Each line in the listing below that holds "JSON" should be counted; reply with that number only.

****************************************

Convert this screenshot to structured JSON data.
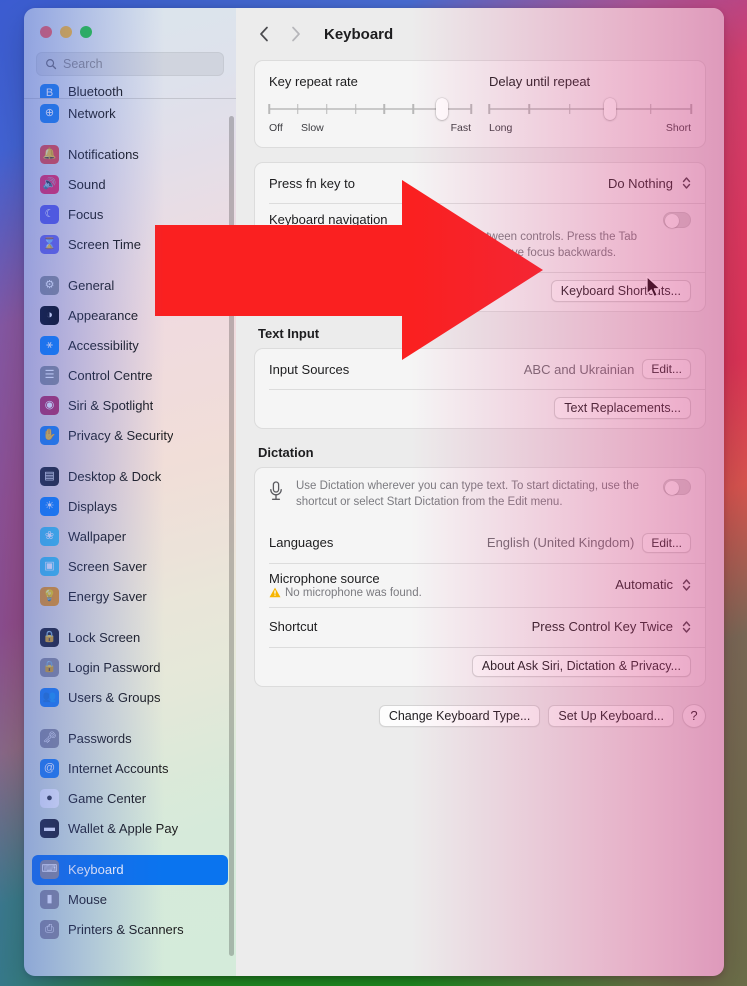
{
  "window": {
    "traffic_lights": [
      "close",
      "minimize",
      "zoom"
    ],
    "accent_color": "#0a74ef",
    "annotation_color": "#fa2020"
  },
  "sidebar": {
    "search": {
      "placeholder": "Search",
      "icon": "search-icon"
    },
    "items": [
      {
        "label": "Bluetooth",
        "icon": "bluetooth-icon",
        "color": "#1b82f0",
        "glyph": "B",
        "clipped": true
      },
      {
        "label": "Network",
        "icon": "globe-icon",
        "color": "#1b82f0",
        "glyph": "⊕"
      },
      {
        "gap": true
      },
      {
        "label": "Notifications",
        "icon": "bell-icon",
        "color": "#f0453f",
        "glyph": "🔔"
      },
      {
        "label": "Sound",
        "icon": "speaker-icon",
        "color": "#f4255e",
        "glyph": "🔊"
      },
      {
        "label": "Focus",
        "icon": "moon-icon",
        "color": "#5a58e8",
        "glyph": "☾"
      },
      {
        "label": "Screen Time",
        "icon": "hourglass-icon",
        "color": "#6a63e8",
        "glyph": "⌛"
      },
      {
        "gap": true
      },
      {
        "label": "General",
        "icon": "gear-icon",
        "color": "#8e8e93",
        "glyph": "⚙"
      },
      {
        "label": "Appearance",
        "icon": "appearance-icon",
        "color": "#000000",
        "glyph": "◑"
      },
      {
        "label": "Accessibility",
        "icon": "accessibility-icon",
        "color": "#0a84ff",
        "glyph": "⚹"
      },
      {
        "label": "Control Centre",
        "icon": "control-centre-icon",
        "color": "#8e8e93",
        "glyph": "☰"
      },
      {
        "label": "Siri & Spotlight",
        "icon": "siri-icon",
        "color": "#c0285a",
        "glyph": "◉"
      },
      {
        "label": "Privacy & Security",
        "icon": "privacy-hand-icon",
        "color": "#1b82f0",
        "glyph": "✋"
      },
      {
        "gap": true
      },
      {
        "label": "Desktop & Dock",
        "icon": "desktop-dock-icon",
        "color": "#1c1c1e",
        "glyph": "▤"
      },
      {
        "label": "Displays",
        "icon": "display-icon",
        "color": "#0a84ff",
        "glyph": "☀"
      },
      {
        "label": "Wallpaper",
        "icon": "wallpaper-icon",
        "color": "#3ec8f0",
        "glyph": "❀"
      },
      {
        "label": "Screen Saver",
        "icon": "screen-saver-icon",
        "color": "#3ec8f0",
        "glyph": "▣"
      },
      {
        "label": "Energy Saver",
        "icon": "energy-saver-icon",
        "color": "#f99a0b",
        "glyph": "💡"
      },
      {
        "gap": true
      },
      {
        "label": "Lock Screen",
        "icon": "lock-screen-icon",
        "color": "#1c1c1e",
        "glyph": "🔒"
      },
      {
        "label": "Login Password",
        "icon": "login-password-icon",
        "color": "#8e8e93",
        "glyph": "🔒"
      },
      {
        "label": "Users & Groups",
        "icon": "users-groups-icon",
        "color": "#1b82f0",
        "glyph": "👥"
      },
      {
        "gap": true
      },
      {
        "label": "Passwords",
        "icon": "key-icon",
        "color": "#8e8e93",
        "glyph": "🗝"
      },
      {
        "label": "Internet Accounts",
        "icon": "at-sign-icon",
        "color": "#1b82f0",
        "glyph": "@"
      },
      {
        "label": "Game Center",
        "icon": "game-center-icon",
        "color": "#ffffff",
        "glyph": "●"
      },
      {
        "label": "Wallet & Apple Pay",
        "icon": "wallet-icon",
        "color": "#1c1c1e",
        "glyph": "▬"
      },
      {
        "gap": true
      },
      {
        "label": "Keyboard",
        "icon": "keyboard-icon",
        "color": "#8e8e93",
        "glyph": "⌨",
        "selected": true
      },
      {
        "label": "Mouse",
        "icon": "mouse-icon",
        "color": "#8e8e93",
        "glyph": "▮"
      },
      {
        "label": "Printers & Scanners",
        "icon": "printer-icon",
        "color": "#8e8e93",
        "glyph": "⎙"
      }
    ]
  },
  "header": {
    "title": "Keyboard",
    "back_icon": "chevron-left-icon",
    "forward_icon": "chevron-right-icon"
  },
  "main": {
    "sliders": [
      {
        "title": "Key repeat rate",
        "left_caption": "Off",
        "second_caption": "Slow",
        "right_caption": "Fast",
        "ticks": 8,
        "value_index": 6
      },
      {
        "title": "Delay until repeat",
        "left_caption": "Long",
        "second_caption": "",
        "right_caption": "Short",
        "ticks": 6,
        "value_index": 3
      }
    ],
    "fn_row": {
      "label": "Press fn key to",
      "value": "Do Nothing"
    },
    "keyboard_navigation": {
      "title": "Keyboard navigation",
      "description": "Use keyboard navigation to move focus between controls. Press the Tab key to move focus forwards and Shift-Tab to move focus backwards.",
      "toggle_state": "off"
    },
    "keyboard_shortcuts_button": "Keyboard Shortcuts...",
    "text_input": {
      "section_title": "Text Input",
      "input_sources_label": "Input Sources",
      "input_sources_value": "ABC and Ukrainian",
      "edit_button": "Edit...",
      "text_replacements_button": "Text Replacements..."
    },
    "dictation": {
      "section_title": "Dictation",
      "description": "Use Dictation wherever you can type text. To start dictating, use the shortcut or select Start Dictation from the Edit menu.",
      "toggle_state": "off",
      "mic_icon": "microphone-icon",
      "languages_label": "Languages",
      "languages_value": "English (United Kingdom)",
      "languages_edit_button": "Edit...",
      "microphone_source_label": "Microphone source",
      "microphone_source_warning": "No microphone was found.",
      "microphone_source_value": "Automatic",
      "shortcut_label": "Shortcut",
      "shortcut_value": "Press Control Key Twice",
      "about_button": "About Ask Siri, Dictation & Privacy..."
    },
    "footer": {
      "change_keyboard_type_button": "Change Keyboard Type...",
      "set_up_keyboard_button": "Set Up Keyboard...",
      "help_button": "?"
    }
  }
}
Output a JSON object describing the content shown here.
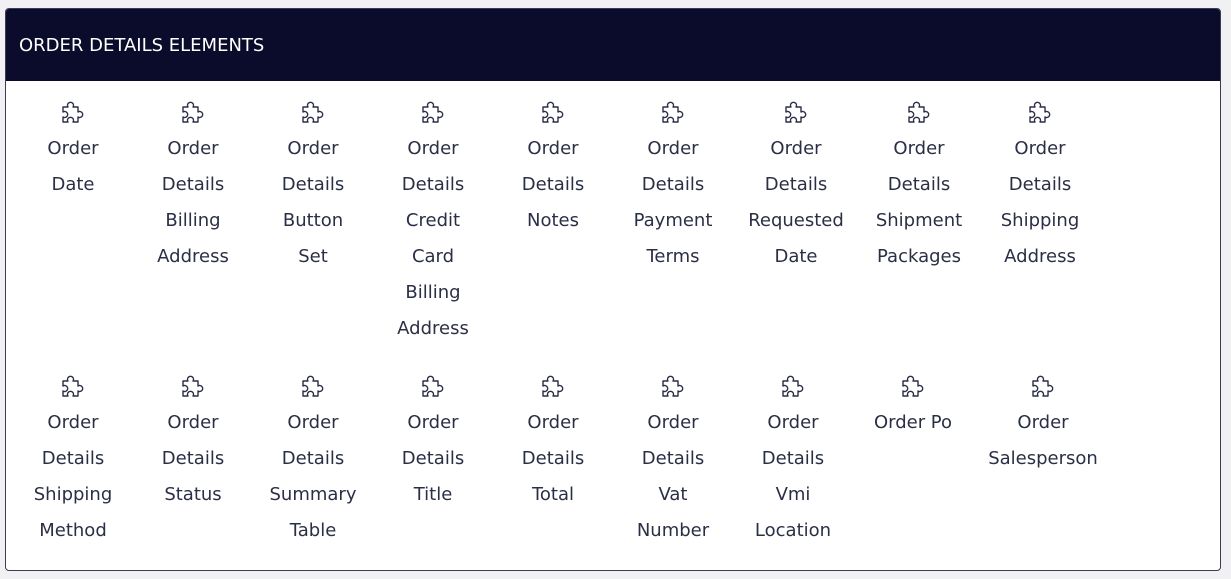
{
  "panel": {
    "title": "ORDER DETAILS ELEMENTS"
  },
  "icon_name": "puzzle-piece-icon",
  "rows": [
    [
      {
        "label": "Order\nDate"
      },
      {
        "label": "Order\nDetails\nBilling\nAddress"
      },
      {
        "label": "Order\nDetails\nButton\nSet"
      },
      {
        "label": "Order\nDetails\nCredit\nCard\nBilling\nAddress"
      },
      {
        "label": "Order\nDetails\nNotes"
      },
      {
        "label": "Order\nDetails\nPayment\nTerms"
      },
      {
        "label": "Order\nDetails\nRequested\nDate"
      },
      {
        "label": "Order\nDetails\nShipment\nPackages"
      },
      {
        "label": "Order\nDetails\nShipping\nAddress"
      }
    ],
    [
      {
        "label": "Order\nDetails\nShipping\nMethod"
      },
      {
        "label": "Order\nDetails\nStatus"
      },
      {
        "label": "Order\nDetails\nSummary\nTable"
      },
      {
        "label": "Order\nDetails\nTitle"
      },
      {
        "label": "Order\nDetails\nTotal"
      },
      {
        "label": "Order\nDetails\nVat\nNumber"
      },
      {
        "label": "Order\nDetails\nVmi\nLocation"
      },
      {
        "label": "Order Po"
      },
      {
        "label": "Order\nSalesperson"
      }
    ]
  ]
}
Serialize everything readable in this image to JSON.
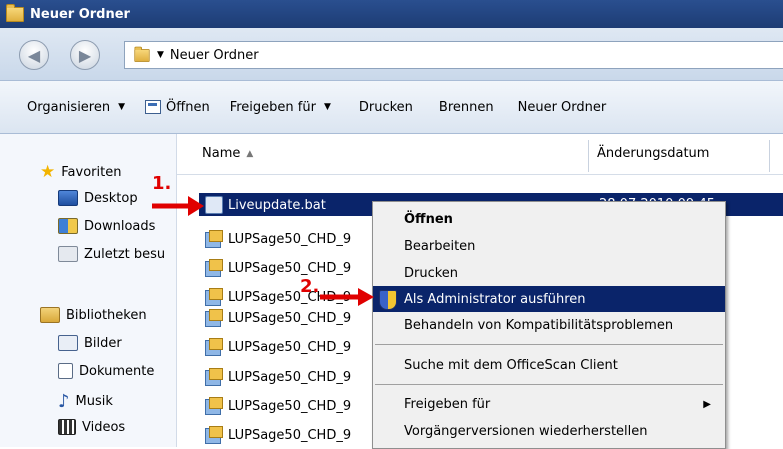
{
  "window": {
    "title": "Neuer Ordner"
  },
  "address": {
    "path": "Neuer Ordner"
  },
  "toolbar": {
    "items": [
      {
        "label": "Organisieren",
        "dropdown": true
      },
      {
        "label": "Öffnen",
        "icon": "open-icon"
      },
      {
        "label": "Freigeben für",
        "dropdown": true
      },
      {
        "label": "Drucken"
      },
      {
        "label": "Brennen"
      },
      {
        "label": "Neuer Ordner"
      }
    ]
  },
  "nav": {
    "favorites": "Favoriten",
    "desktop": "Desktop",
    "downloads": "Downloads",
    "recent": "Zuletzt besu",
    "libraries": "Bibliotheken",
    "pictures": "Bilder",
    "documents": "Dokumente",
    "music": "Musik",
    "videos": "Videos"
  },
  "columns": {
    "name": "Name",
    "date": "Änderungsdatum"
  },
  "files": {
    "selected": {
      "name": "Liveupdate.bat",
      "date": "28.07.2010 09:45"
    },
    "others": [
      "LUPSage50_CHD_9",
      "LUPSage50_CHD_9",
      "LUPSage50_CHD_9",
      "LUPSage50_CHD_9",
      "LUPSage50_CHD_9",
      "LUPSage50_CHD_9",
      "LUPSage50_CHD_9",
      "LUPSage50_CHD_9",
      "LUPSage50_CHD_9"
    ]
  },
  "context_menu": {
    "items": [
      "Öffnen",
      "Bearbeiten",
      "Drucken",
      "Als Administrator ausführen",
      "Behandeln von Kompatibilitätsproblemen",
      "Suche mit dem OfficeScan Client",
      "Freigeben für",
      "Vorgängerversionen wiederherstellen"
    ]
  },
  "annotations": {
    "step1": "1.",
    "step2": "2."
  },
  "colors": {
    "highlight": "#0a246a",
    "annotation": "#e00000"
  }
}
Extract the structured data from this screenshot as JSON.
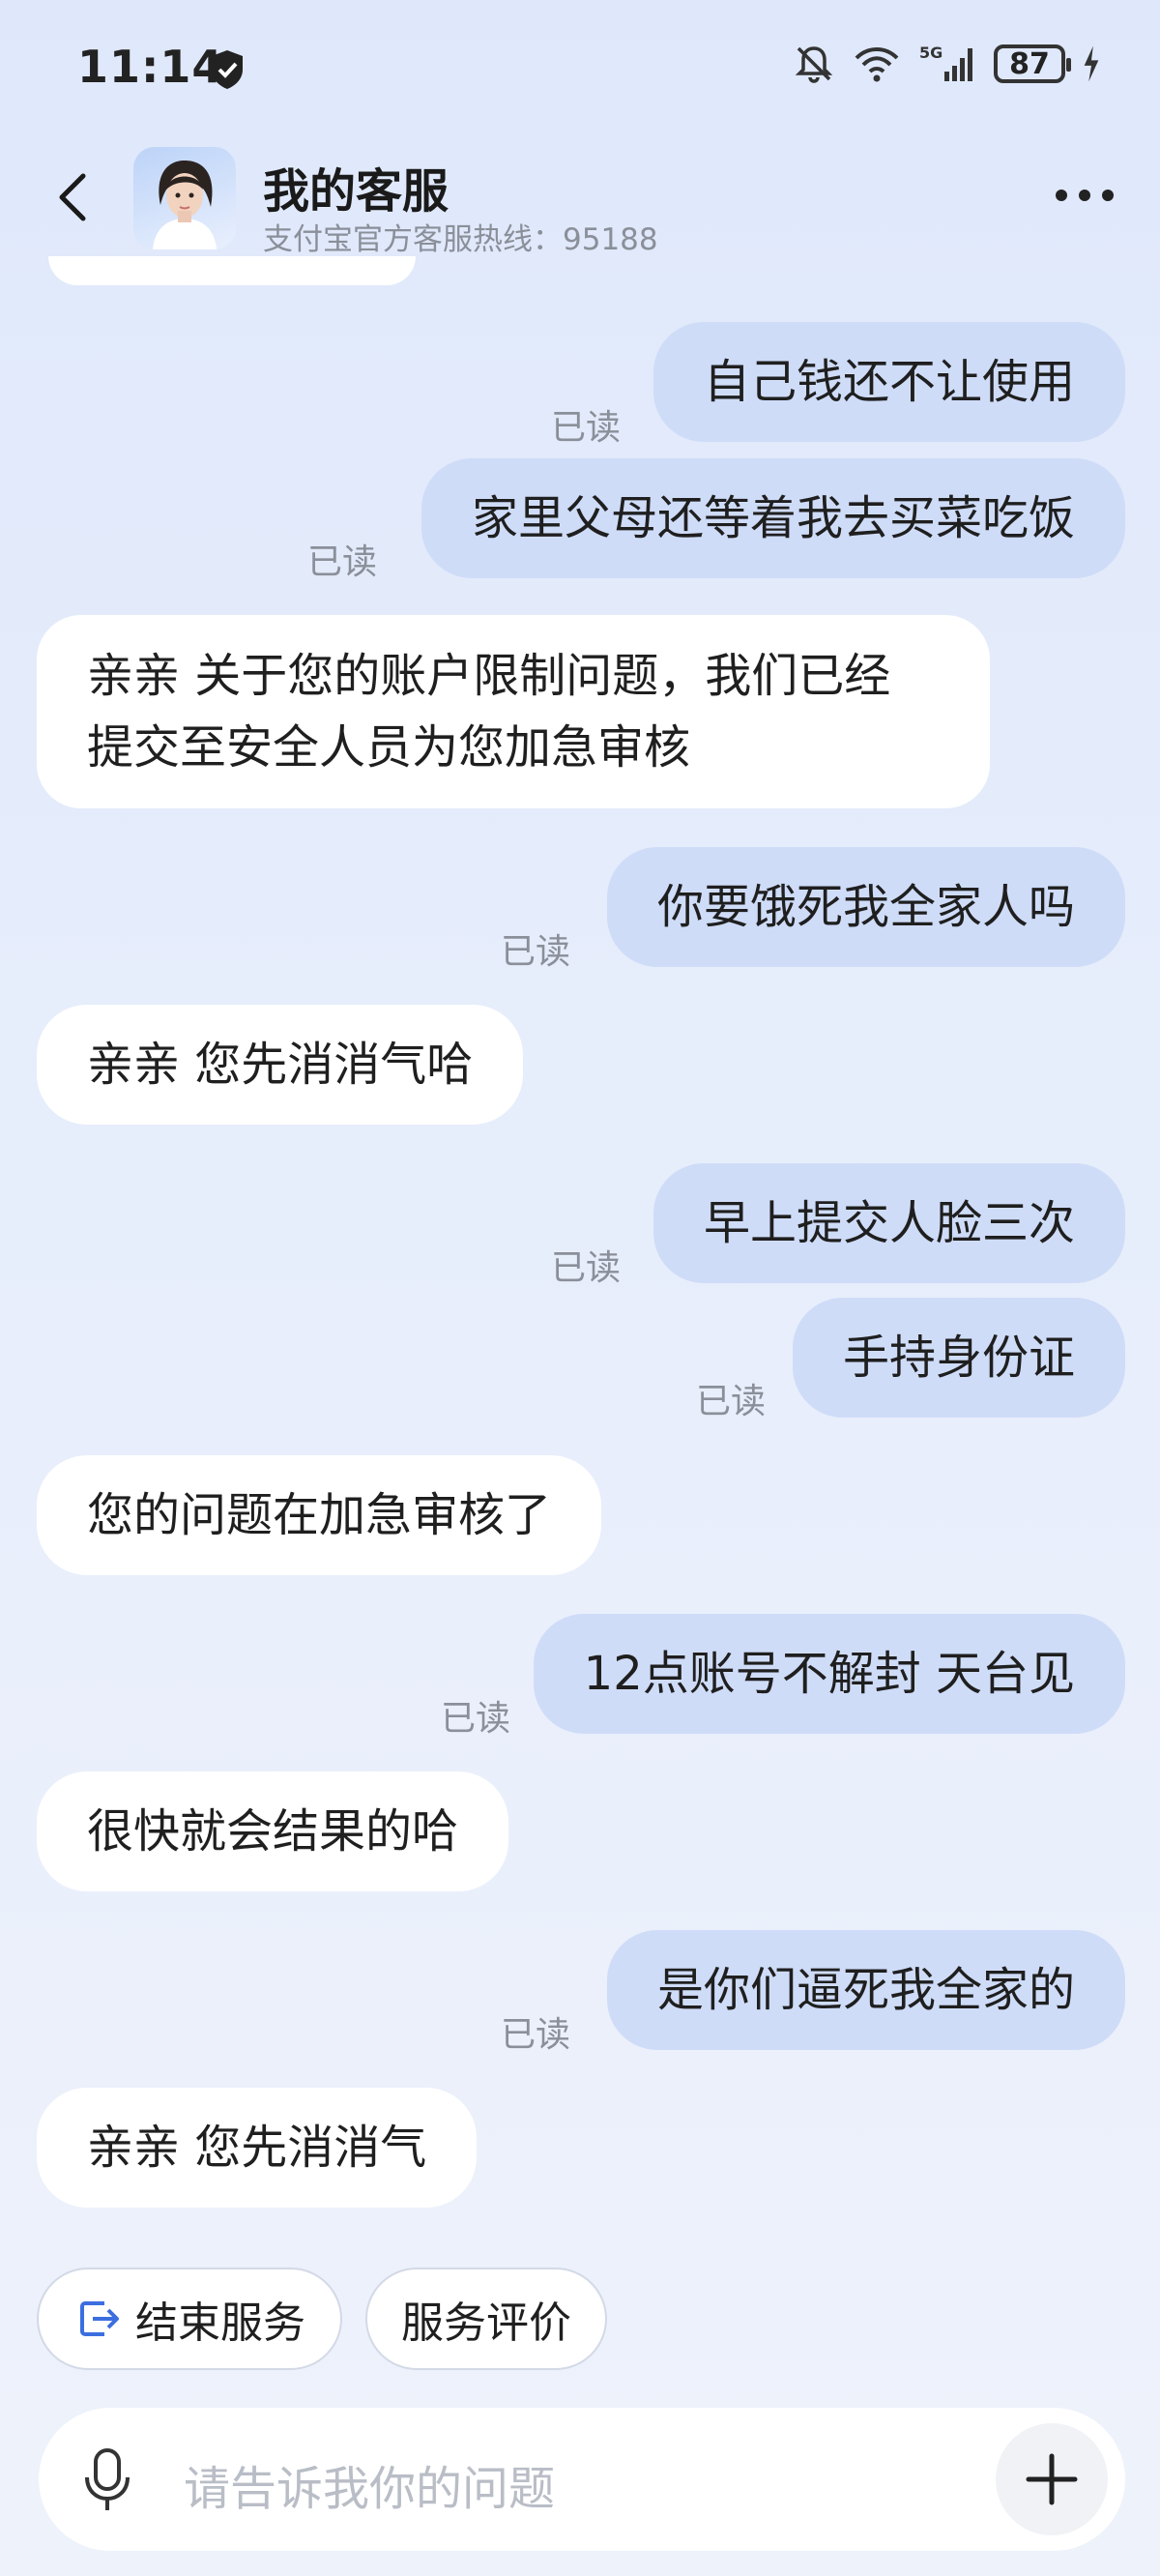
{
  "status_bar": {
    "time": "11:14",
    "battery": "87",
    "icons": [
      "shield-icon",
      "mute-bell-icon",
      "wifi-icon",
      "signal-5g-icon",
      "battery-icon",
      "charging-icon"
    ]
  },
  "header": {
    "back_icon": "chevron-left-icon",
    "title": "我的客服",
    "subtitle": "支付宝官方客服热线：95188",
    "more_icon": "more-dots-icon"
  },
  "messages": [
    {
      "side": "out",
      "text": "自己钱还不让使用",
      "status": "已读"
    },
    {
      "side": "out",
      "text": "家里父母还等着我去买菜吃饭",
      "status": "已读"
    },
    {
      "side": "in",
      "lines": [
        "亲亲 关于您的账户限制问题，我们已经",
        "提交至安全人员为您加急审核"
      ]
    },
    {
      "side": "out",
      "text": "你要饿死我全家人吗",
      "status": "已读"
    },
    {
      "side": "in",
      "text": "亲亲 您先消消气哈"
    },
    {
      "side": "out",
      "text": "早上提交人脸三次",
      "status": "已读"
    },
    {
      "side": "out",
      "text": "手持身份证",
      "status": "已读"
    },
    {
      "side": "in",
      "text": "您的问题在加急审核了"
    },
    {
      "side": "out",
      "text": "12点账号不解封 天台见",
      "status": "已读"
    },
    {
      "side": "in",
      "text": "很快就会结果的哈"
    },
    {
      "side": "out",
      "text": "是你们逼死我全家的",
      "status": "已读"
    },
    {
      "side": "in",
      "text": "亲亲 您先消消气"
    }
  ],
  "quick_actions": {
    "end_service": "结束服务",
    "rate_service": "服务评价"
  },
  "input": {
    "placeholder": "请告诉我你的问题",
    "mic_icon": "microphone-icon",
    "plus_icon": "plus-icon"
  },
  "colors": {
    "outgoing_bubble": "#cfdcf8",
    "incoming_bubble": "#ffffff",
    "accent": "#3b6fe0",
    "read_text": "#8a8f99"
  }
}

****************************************

## Output below
4